Coronavirus the "new normal", more attention needed for 'regular' healthcare: LCPS chair
The coronavirus will be in the Netherlands for a long time yet, which means that hospitals and GPs have to resume other care, Ernst Kuipers, chairman of the national coordination center for patient distribution LCPS and of the board of Erasmus MC in Rotterdam, said to Nieuwsuur. "This is the new normal. The Covid epidemic is far from over .We need to prepare to receive other patients in full again," he said.
According to Kuipers, the Covid-19 outbreak has taken 'regular' healthcare hostage. "General practices pay a lot of attention to Covid-19, which makes regular patient care less possible. The same applies in hospitals, for example during office hours," he said. "Some care can wait a long time, although it may be annoying. But there are also many conditions, such as cardiovascular disease, oncological surgery or chemo therapy for cancer, where that is not possible. You may be able to postpone those treatments for one or two weeks, but after that you get a worsening of the disease and need more intensive treatments."

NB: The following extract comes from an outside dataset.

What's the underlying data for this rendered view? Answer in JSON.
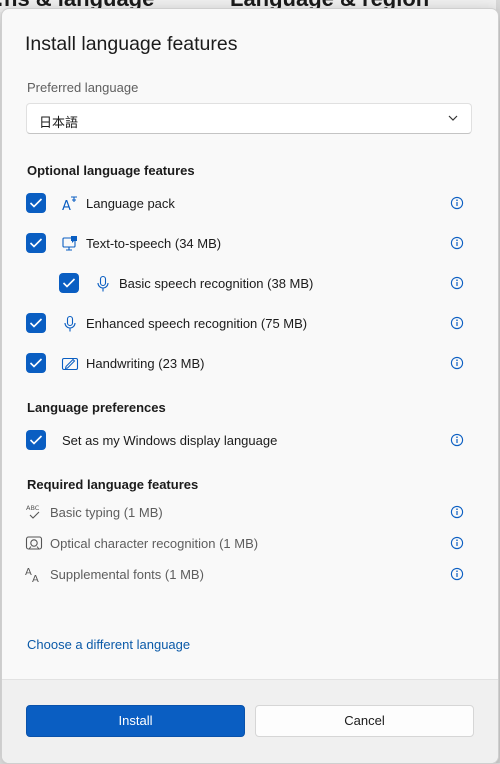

The fact that a lot of the ordinary healthcare is not happening, is not only because care providers have their hands full with the coronavirus epidemic. "Demand has also fallen sharply, strangely enough," Kuipers said. Emergency rooms throughout the Netherlands previously also noted that it has seen a sharp decrease in its regular visitors like appendicitis patients or people with chest pains. "It may be that patients are afraid of being infected with corona in the hospital. The chance is extremely small, hospitals have taken very adequate measures against this."
People may also think that hospitals and doctors have no room for treatments other than Covid-19 cases. "That is not the case. At the moment we actually have sufficient capacity in almost all hospitals to care for other patients. Hence the appeal to pick up this care again in general practices as well as in hospitals," he said. The Dutch Healthcare Authority, the LCPS, and the Federation of Medical Specialists are currently looking into which non-corona treatments can be resumed where and when.
While hospitals can handle some non-corona treatments, it doesn't mean that quiet has returned, Kuipers said. "The increase in the number of occupied ICU beds is leveling off, but we are still running at more than 160 percent of normal capacity. It is continuous improvisation," he said. Before all regular care can be resumed, the number of Covid-19 patients in intensive care has to drop from the current around 1,400 to below a thousand, he said.